    • 8
  • Michael J. Somers
    • 9
  • Howard Trachtman
    • 10
  • Priya Pais
    • 11
  • Michael E. Seifert
    • 12
  • Jens Goebel
    • 13
  • Christine B. Sethna
    • 14
  • John D. Mahan
    • 15
  • Heather E. Gross
    • 16
  • Emily Herreshoff
    • 1
  • Yang Liu
    • 17
  • Peter X. Song
    • 18
  • Bryce B. Reeve
    • 16
  • Darren A. DeWalt
    • 16
  • Debbie S. Gipson
    • 1
  1. 1.Division of Nephrology, Department of Pediatrics and Communicable Diseases, C.S. Mott Children’s HospitalUniversity of MichiganAnn ArborUSA
  2. 2.Division of Pediatric NephrologyLevine Children’s HospitalCharlotteUSA
  3. 3.Division of Nephrology, Department of PediatricsDuke University Medical CenterDurhamUSA
  4. 4.Department of PediatricsEmory University and Children’s Healthcare of AtlantaAtlantaUSA
  5. 5.Pediatric Nephrology and HypertensionMedical University of South CarolinaCharlestonUSA
  6. 6.DeVos Children’s HospitalGrand RapidsUSA
  7. 7.Pediatric Nephrology and Hypertension DivisionChildren’s Hospital of MichiganDetroitUSA
  8. 8.Division of NephrologyThe Hospital for Sick ChildrenTorontoUSA
  9. 9.Division of NephrologyBoston Children’s Hospital–Harvard Medical SchoolBostonUSA
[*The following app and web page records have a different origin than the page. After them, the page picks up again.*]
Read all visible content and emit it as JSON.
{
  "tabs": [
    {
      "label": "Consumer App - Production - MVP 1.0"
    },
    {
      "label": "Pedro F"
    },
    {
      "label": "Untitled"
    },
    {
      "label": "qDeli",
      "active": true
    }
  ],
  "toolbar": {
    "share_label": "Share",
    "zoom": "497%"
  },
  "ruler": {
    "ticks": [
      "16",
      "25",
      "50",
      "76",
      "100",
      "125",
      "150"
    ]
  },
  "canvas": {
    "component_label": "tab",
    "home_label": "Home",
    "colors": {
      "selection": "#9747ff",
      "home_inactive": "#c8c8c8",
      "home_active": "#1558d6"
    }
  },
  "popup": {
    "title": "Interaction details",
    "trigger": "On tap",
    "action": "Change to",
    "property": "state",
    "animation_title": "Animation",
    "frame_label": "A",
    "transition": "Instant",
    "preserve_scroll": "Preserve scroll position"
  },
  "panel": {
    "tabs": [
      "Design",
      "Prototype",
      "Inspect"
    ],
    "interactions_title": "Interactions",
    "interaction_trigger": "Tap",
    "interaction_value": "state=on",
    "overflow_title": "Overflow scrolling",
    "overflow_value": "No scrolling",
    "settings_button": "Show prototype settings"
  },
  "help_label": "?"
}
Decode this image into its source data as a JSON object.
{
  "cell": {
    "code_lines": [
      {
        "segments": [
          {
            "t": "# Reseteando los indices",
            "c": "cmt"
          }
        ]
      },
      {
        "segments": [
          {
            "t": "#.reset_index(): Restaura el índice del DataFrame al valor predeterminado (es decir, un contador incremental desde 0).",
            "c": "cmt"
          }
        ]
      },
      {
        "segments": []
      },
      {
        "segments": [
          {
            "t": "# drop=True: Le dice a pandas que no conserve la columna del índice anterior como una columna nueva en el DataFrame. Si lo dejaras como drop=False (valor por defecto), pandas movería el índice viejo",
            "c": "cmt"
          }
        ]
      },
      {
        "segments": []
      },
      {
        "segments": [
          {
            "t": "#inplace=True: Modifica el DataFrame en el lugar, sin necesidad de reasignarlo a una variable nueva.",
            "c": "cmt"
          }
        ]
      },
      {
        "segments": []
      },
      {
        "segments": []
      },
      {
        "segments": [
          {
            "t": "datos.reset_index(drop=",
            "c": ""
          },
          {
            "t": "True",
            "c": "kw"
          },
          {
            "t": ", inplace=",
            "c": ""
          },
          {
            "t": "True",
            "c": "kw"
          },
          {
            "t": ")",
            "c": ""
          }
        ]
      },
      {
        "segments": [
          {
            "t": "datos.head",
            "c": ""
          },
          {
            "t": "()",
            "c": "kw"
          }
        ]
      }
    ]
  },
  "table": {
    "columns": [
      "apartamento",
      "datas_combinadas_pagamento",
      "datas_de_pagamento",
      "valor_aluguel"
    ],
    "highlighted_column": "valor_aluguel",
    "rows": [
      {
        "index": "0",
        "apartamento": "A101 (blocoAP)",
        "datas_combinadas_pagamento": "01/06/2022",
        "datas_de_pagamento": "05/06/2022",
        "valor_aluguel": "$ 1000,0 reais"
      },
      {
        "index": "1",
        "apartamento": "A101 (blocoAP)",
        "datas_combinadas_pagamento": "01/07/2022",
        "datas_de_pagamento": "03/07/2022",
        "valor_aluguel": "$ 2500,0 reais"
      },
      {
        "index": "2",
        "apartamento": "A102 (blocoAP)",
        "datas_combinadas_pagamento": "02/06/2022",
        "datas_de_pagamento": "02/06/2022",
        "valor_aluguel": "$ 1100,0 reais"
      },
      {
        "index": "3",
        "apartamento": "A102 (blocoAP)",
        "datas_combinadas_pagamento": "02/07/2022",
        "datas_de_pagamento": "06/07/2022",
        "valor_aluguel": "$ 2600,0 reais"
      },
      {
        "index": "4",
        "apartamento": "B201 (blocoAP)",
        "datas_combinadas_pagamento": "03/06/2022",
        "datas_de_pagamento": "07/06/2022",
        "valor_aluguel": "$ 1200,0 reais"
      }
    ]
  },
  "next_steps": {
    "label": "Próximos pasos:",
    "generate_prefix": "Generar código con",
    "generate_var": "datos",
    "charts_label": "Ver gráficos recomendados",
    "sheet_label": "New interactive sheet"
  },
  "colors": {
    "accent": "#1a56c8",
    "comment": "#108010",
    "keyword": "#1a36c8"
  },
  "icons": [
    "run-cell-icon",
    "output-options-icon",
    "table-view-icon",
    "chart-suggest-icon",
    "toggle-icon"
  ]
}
  10. 10.Division of Nephrology, Department of PediatricsNew York University–Langone Medical CenterNew YorkUSA
  11. 11.Pediatric Nephrology and HypertensionMedical College of WisconsinMilwaukeeUSA
  12. 12.Division of Pediatric Nephrology, Department of PediatricsWashington University at St. LouisSt. LouisUSA
  13. 13.Division of Nephrology and HypertensionCincinnati Children’s HospitalCincinnatiUSA
  14. 14.Division of Pediatric NephrologyCohen Children’s Medical Center of New YorkNew Hyde ParkUSA
  15. 15.Nationwide Children’s HospitalCollege of Medicine, The Ohio State UniversityColumbusUSA
  16. 16.University of North CarolinaChapel HillUSA
  17. 17.Department of PsychologyUniversity of North CarolinaChapel HillUSA
  18. 18.Department of Biostatistics, School of Public HealthUniversity of MichiganAnn ArborUSA

Personalised recommendations